For older adults, who often find themselves at the crossroads of history and the present, this day serves as a poignant reminder.
It brings forth the relentless efforts of the past, the advancements of the present, and the hopes for a future where diabetes can be more effectively managed or even eradicated.
Through World Diabetes Day, seniors are given the chance not just to reflect on this historical journey but also to play an active role in shaping the narrative for the generations to come.
Importance Of World Diabetes Day For Seniors
The observance of World Diabetes Day holds profound significance for seniors.
By delving into its history, we come to understand that the day isn’t just a marker on the calendar but a culmination of years of research, awareness campaigns, and a fight against a disease that particularly impacts the elderly.
Its relevance today is ever more pronounced.
As people age, they often face heightened vulnerabilities to various health challenges. Diabetes, especially Type 2, has a higher prevalence among the older demographic.
World Diabetes Day offers a focal point, urging seniors and those around them to be aware of early signs, to seek timely interventions, and to implement management strategies tailored to their specific needs.
Beyond the medical perspective, World Diabetes Day presents numerous avenues for older adults to commemorate the day in ways that resonate with them.
It’s an opportunity to share personal stories, fostering a sense of community and mutual support.

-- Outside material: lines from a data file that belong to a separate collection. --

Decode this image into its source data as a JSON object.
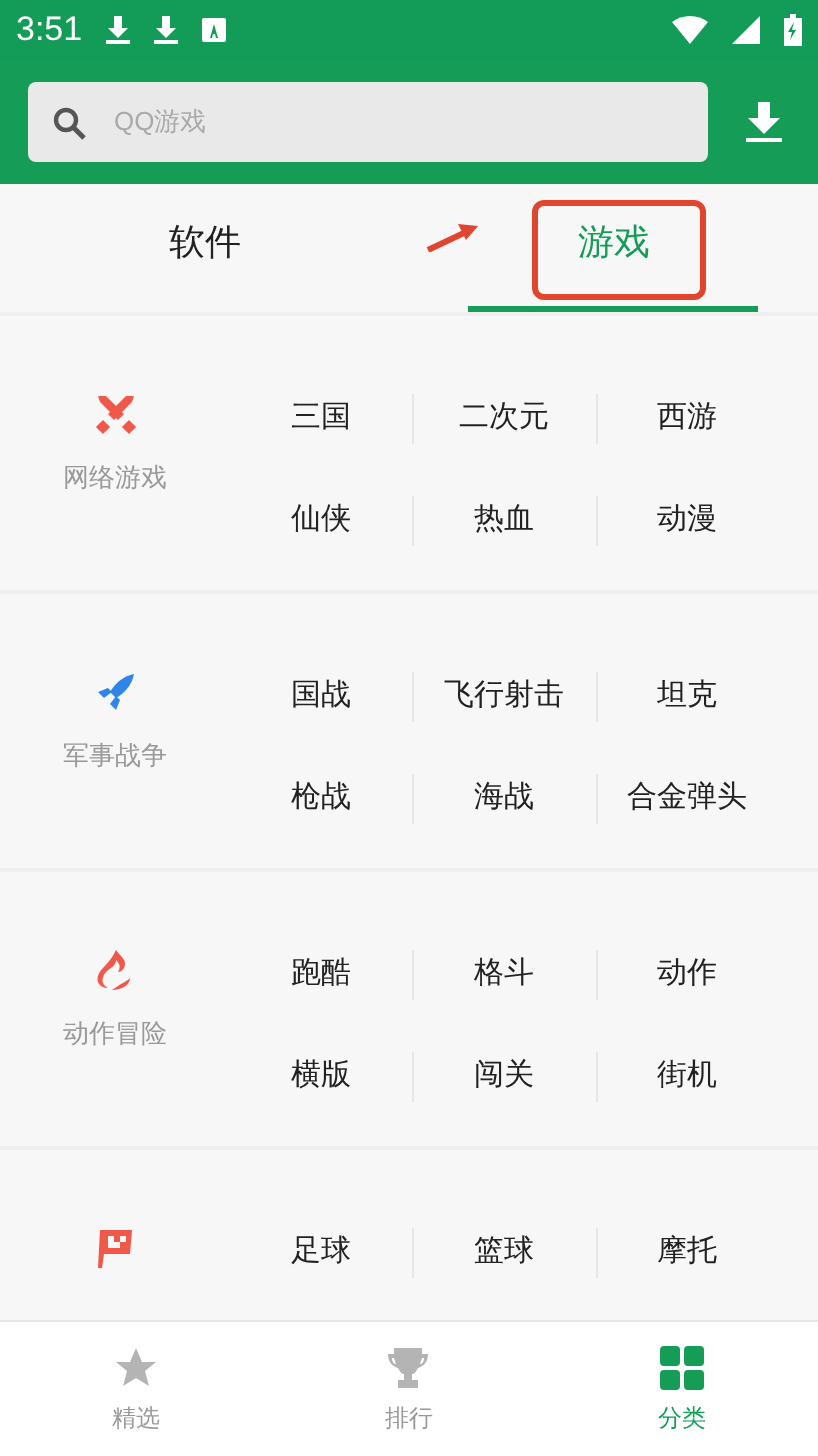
{
  "status_bar": {
    "time": "3:51"
  },
  "search": {
    "placeholder": "QQ游戏"
  },
  "tabs": [
    {
      "label": "软件",
      "selected": false
    },
    {
      "label": "游戏",
      "selected": true
    }
  ],
  "categories": [
    {
      "kind": "swords",
      "name": "网络游戏",
      "color": "#f0584a",
      "tags": [
        "三国",
        "二次元",
        "西游",
        "仙侠",
        "热血",
        "动漫"
      ]
    },
    {
      "kind": "rocket",
      "name": "军事战争",
      "color": "#2f86e8",
      "tags": [
        "国战",
        "飞行射击",
        "坦克",
        "枪战",
        "海战",
        "合金弹头"
      ]
    },
    {
      "kind": "fire",
      "name": "动作冒险",
      "color": "#f0584a",
      "tags": [
        "跑酷",
        "格斗",
        "动作",
        "横版",
        "闯关",
        "街机"
      ]
    },
    {
      "kind": "flag",
      "color": "#f0584a",
      "tags": [
        "足球",
        "篮球",
        "摩托"
      ]
    }
  ],
  "bottom_nav": [
    {
      "kind": "star",
      "label": "精选",
      "selected": false
    },
    {
      "kind": "trophy",
      "label": "排行",
      "selected": false
    },
    {
      "kind": "grid",
      "label": "分类",
      "selected": true
    }
  ]
}
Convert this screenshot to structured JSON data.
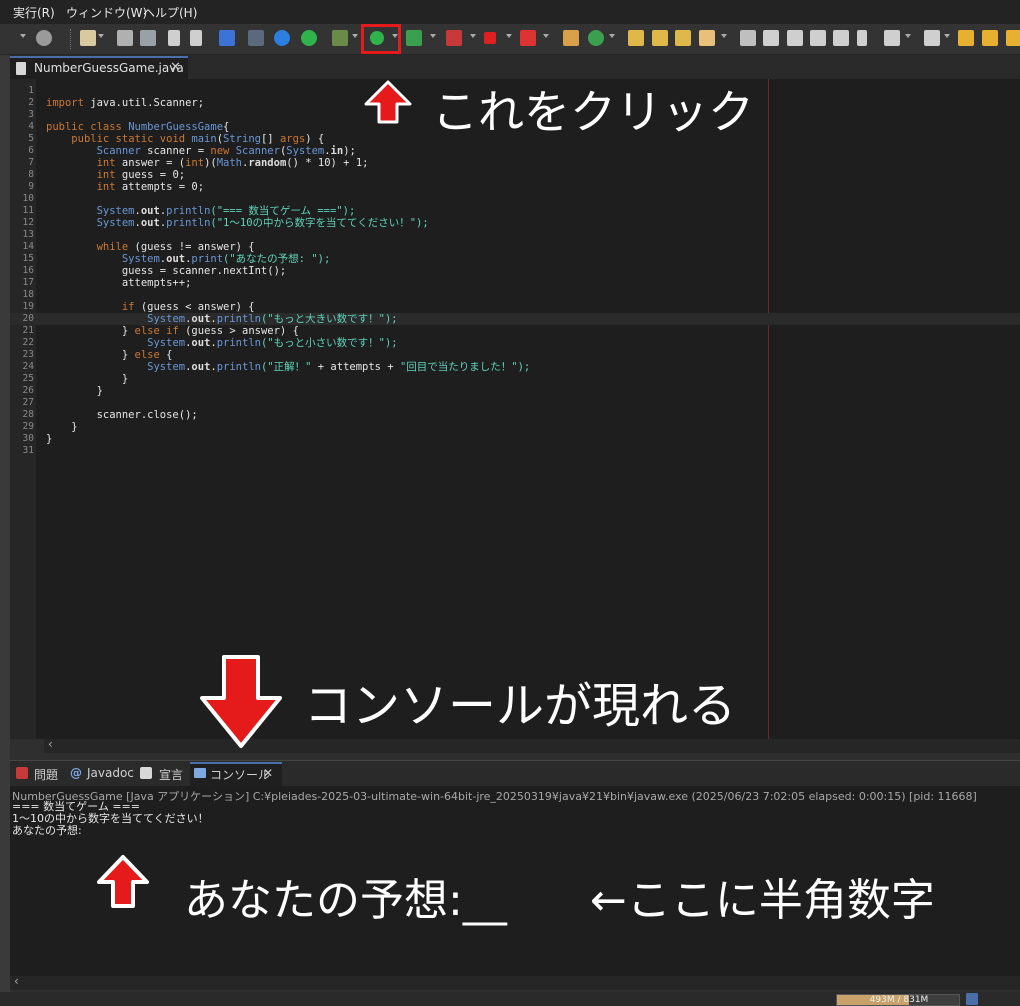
{
  "menu": [
    "実行(R)",
    "ウィンドウ(W)",
    "ヘルプ(H)"
  ],
  "editor": {
    "tab_label": "NumberGuessGame.java",
    "lines": [
      {
        "n": "1",
        "parts": []
      },
      {
        "n": "2",
        "parts": [
          [
            "kw",
            "import"
          ],
          [
            "pl",
            " java.util.Scanner;"
          ]
        ]
      },
      {
        "n": "3",
        "parts": []
      },
      {
        "n": "4",
        "parts": [
          [
            "kw",
            "public class "
          ],
          [
            "ty",
            "NumberGuessGame"
          ],
          [
            "pl",
            "{"
          ]
        ]
      },
      {
        "n": "5",
        "parts": [
          [
            "pl",
            "    "
          ],
          [
            "kw",
            "public static void "
          ],
          [
            "ty",
            "main"
          ],
          [
            "pl",
            "("
          ],
          [
            "ty",
            "String"
          ],
          [
            "pl",
            "[] "
          ],
          [
            "kw",
            "args"
          ],
          [
            "pl",
            ") {"
          ]
        ]
      },
      {
        "n": "6",
        "parts": [
          [
            "pl",
            "        "
          ],
          [
            "ty",
            "Scanner"
          ],
          [
            "pl",
            " scanner = "
          ],
          [
            "kw",
            "new "
          ],
          [
            "ty",
            "Scanner"
          ],
          [
            "pl",
            "("
          ],
          [
            "ty",
            "System"
          ],
          [
            "pl",
            "."
          ],
          [
            "fd",
            "in"
          ],
          [
            "pl",
            ");"
          ]
        ]
      },
      {
        "n": "7",
        "parts": [
          [
            "pl",
            "        "
          ],
          [
            "kw",
            "int"
          ],
          [
            "pl",
            " answer = ("
          ],
          [
            "kw",
            "int"
          ],
          [
            "pl",
            ")("
          ],
          [
            "ty",
            "Math"
          ],
          [
            "pl",
            "."
          ],
          [
            "fd",
            "random"
          ],
          [
            "pl",
            "() * 10) + 1;"
          ]
        ]
      },
      {
        "n": "8",
        "parts": [
          [
            "pl",
            "        "
          ],
          [
            "kw",
            "int"
          ],
          [
            "pl",
            " guess = 0;"
          ]
        ]
      },
      {
        "n": "9",
        "parts": [
          [
            "pl",
            "        "
          ],
          [
            "kw",
            "int"
          ],
          [
            "pl",
            " attempts = 0;"
          ]
        ]
      },
      {
        "n": "10",
        "parts": []
      },
      {
        "n": "11",
        "parts": [
          [
            "pl",
            "        "
          ],
          [
            "ty",
            "System"
          ],
          [
            "pl",
            "."
          ],
          [
            "fd",
            "out"
          ],
          [
            "pl",
            "."
          ],
          [
            "ty",
            "println"
          ],
          [
            "st",
            "(\"=== 数当てゲーム ===\");"
          ]
        ]
      },
      {
        "n": "12",
        "parts": [
          [
            "pl",
            "        "
          ],
          [
            "ty",
            "System"
          ],
          [
            "pl",
            "."
          ],
          [
            "fd",
            "out"
          ],
          [
            "pl",
            "."
          ],
          [
            "ty",
            "println"
          ],
          [
            "st",
            "(\"1～10の中から数字を当ててください！\");"
          ]
        ]
      },
      {
        "n": "13",
        "parts": []
      },
      {
        "n": "14",
        "parts": [
          [
            "pl",
            "        "
          ],
          [
            "kw",
            "while"
          ],
          [
            "pl",
            " (guess != answer) {"
          ]
        ]
      },
      {
        "n": "15",
        "parts": [
          [
            "pl",
            "            "
          ],
          [
            "ty",
            "System"
          ],
          [
            "pl",
            "."
          ],
          [
            "fd",
            "out"
          ],
          [
            "pl",
            "."
          ],
          [
            "ty",
            "print"
          ],
          [
            "st",
            "(\"あなたの予想: \");"
          ]
        ]
      },
      {
        "n": "16",
        "parts": [
          [
            "pl",
            "            guess = scanner.nextInt();"
          ]
        ]
      },
      {
        "n": "17",
        "parts": [
          [
            "pl",
            "            attempts++;"
          ]
        ]
      },
      {
        "n": "18",
        "parts": []
      },
      {
        "n": "19",
        "parts": [
          [
            "pl",
            "            "
          ],
          [
            "kw",
            "if"
          ],
          [
            "pl",
            " (guess < answer) {"
          ]
        ]
      },
      {
        "n": "20",
        "parts": [
          [
            "pl",
            "                "
          ],
          [
            "ty",
            "System"
          ],
          [
            "pl",
            "."
          ],
          [
            "fd",
            "out"
          ],
          [
            "pl",
            "."
          ],
          [
            "ty",
            "println"
          ],
          [
            "st",
            "(\"もっと大きい数です！\");"
          ]
        ],
        "hl": true
      },
      {
        "n": "21",
        "parts": [
          [
            "pl",
            "            } "
          ],
          [
            "kw",
            "else if"
          ],
          [
            "pl",
            " (guess > answer) {"
          ]
        ]
      },
      {
        "n": "22",
        "parts": [
          [
            "pl",
            "                "
          ],
          [
            "ty",
            "System"
          ],
          [
            "pl",
            "."
          ],
          [
            "fd",
            "out"
          ],
          [
            "pl",
            "."
          ],
          [
            "ty",
            "println"
          ],
          [
            "st",
            "(\"もっと小さい数です！\");"
          ]
        ]
      },
      {
        "n": "23",
        "parts": [
          [
            "pl",
            "            } "
          ],
          [
            "kw",
            "else"
          ],
          [
            "pl",
            " {"
          ]
        ]
      },
      {
        "n": "24",
        "parts": [
          [
            "pl",
            "                "
          ],
          [
            "ty",
            "System"
          ],
          [
            "pl",
            "."
          ],
          [
            "fd",
            "out"
          ],
          [
            "pl",
            "."
          ],
          [
            "ty",
            "println"
          ],
          [
            "st",
            "(\"正解！\" "
          ],
          [
            "pl",
            "+ attempts + "
          ],
          [
            "st",
            "\"回目で当たりました！\");"
          ]
        ]
      },
      {
        "n": "25",
        "parts": [
          [
            "pl",
            "            }"
          ]
        ]
      },
      {
        "n": "26",
        "parts": [
          [
            "pl",
            "        }"
          ]
        ]
      },
      {
        "n": "27",
        "parts": []
      },
      {
        "n": "28",
        "parts": [
          [
            "pl",
            "        scanner.close();"
          ]
        ]
      },
      {
        "n": "29",
        "parts": [
          [
            "pl",
            "    }"
          ]
        ]
      },
      {
        "n": "30",
        "parts": [
          [
            "pl",
            "}"
          ]
        ]
      },
      {
        "n": "31",
        "parts": []
      }
    ]
  },
  "console": {
    "tabs": [
      "問題",
      "Javadoc",
      "宣言",
      "コンソール"
    ],
    "process_line": "NumberGuessGame [Java アプリケーション] C:¥pleiades-2025-03-ultimate-win-64bit-jre_20250319¥java¥21¥bin¥javaw.exe  (2025/06/23 7:02:05 elapsed: 0:00:15) [pid: 11668]",
    "output": "=== 数当てゲーム ===\n1～10の中から数字を当ててください！\nあなたの予想:"
  },
  "annotations": {
    "click_here": "これをクリック",
    "console_appears": "コンソールが現れる",
    "prompt_example": "あなたの予想:__",
    "input_hint": "←ここに半角数字"
  },
  "colors": {
    "highlight_red": "#e51b1b",
    "run_green": "#2fb34a",
    "background": "#1e1e1e"
  },
  "status": {
    "heap_label": "493M / 831M",
    "heap_fraction": 0.59
  }
}
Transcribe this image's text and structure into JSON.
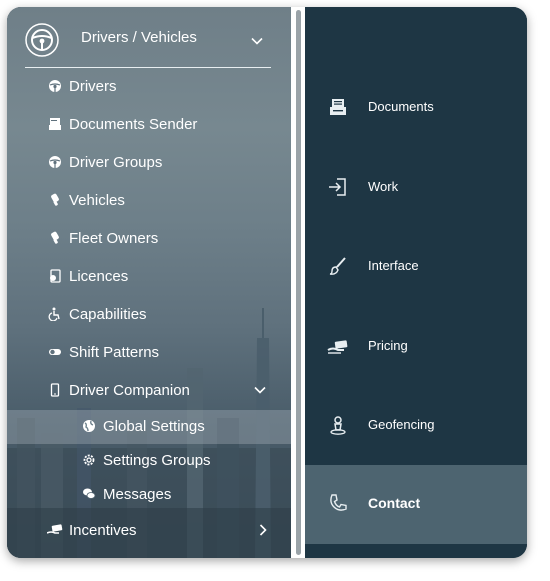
{
  "menu": {
    "title": "Drivers / Vehicles",
    "items": [
      {
        "label": "Drivers",
        "icon": "steering-wheel-icon"
      },
      {
        "label": "Documents Sender",
        "icon": "document-stack-icon"
      },
      {
        "label": "Driver Groups",
        "icon": "steering-wheel-icon"
      },
      {
        "label": "Vehicles",
        "icon": "car-key-icon"
      },
      {
        "label": "Fleet Owners",
        "icon": "car-key-icon"
      },
      {
        "label": "Licences",
        "icon": "license-icon"
      },
      {
        "label": "Capabilities",
        "icon": "wheelchair-icon"
      },
      {
        "label": "Shift Patterns",
        "icon": "toggle-icon"
      },
      {
        "label": "Driver Companion",
        "icon": "phone-icon"
      }
    ],
    "companion_sub": [
      {
        "label": "Global Settings",
        "icon": "globe-icon"
      },
      {
        "label": "Settings Groups",
        "icon": "gear-icon"
      },
      {
        "label": "Messages",
        "icon": "chat-bubbles-icon"
      }
    ],
    "incentives": {
      "label": "Incentives",
      "icon": "money-hand-icon"
    }
  },
  "settings_nav": {
    "items": [
      {
        "label": "Documents",
        "icon": "document-stack-icon"
      },
      {
        "label": "Work",
        "icon": "sign-in-icon"
      },
      {
        "label": "Interface",
        "icon": "paint-brush-icon"
      },
      {
        "label": "Pricing",
        "icon": "money-hand-icon"
      },
      {
        "label": "Geofencing",
        "icon": "location-person-icon"
      },
      {
        "label": "Contact",
        "icon": "phone-handset-icon"
      }
    ],
    "active": "Contact"
  },
  "colors": {
    "right_bg": "#1e3644",
    "active_bg": "#4d6470",
    "text": "#ffffff"
  }
}
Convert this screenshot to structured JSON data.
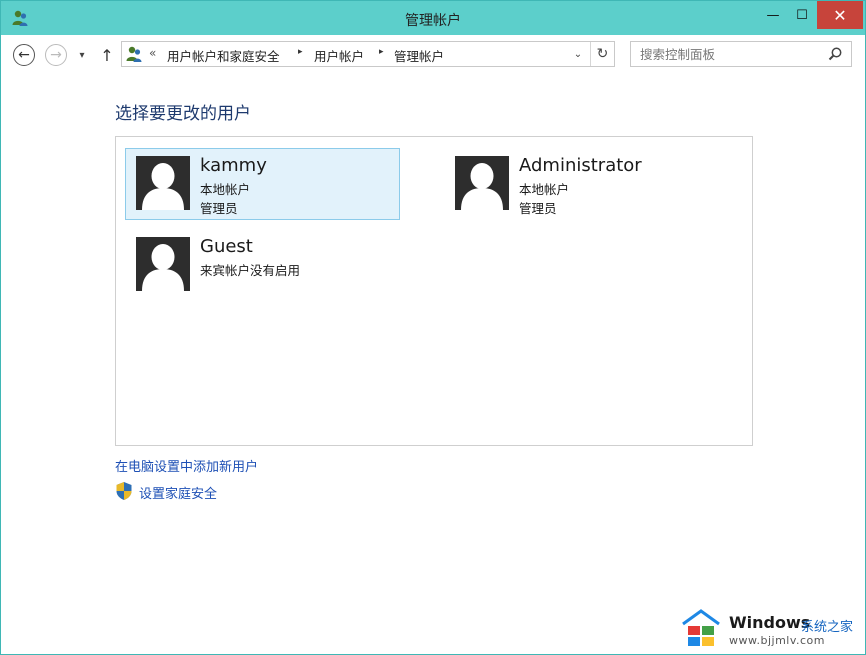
{
  "window": {
    "title": "管理帐户",
    "minimize_glyph": "—",
    "maximize_glyph": "☐",
    "close_glyph": "✕"
  },
  "nav": {
    "back_glyph": "←",
    "forward_glyph": "→",
    "recent_glyph": "▾",
    "up_glyph": "↑",
    "breadcrumb_prefix": "«",
    "breadcrumb": [
      "用户帐户和家庭安全",
      "用户帐户",
      "管理帐户"
    ],
    "separator_glyph": "▸",
    "dropdown_glyph": "⌄",
    "refresh_glyph": "↻",
    "search_placeholder": "搜索控制面板",
    "icons": [
      "user-accounts-icon",
      "search-icon"
    ]
  },
  "content": {
    "heading": "选择要更改的用户",
    "users": [
      {
        "name": "kammy",
        "line1": "本地帐户",
        "line2": "管理员",
        "selected": true
      },
      {
        "name": "Administrator",
        "line1": "本地帐户",
        "line2": "管理员",
        "selected": false
      },
      {
        "name": "Guest",
        "line1": "来宾帐户没有启用",
        "line2": "",
        "selected": false
      }
    ],
    "add_user_link": "在电脑设置中添加新用户",
    "family_safety_link": "设置家庭安全"
  },
  "colors": {
    "titlebar": "#5ccfcb",
    "close_button": "#c7443b",
    "heading": "#1e3a6e",
    "link": "#1e50b5",
    "selected_bg": "#e2f2fb",
    "selected_border": "#8ccbea"
  },
  "watermark": {
    "title": "Windows",
    "subtitle": "系统之家",
    "url": "www.bjjmlv.com"
  }
}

By attending events, engaging in community dialogues, or even simply wearing blue in solidarity, seniors can actively participate in a global movement, reminding them they’re not alone in their journey.
It’s not just about raising awareness, but also about embracing a proactive approach to health and well-being in their golden years.
Tips On How Older Adults Can Celebrate World Diabetes Day
While World Diabetes Day is undeniably rooted in its historical importance and global relevance, it’s also a day of unity, reflection, and proactive engagement.
Especially for seniors, it serves as an occasion to not only understand the significance of the day but to actively participate and make it their own.
Here’s how older adults can do just that:
- Reminiscing and Reflecting: Taking a moment to reflect on personal journeys with diabetes can be both therapeutic and enlightening. Seniors can share stories with loved ones or pen down their experiences to leave a legacy of resilience.
- Blue for Unity: Don the color blue, which symbolizes diabetes awareness. A simple blue scarf, a pin, or even blue-themed decorations at home can serve as a statement of solidarity.
- Knowledge Gatherings: Hosting or attending small get-togethers with fellow seniors to discuss the latest in diabetes research and management can be both informative and empowering.
- Craft and Creativity: Engaging in arts and crafts can be a therapeutic endeavor. Seniors can create blue-themed crafts or even design their own awareness ribbons to distribute in their community.
- Wholesome Cuisine: Organizing a healthy potluck or cooking session, focusing on diabetes-friendly recipes, can be a fun way to commemorate the day. It promotes the idea that managing diabetes doesn’t mean sacrificing flavor or joy in food.
- Walks and Wellness: Organizing or participating in community walks, even if it’s just around the neighborhood or in a local park, can be a great way for seniors to advocate for physical well-being and diabetes awareness.
- Digital Engagement: In our increasingly digital world, seniors can also engage online. From joining virtual seminars to sharing awareness posts on social media, the digital space offers numerous avenues for celebration and advocacy.
By commemorating World Diabetes Day in these meaningful ways, seniors not only engage with the essence of the day but also contribute to its ongoing legacy.
It’s about uniting, celebrating, and driving forward the message that, while diabetes is a significant part of many seniors’ lives, it doesn’t define them.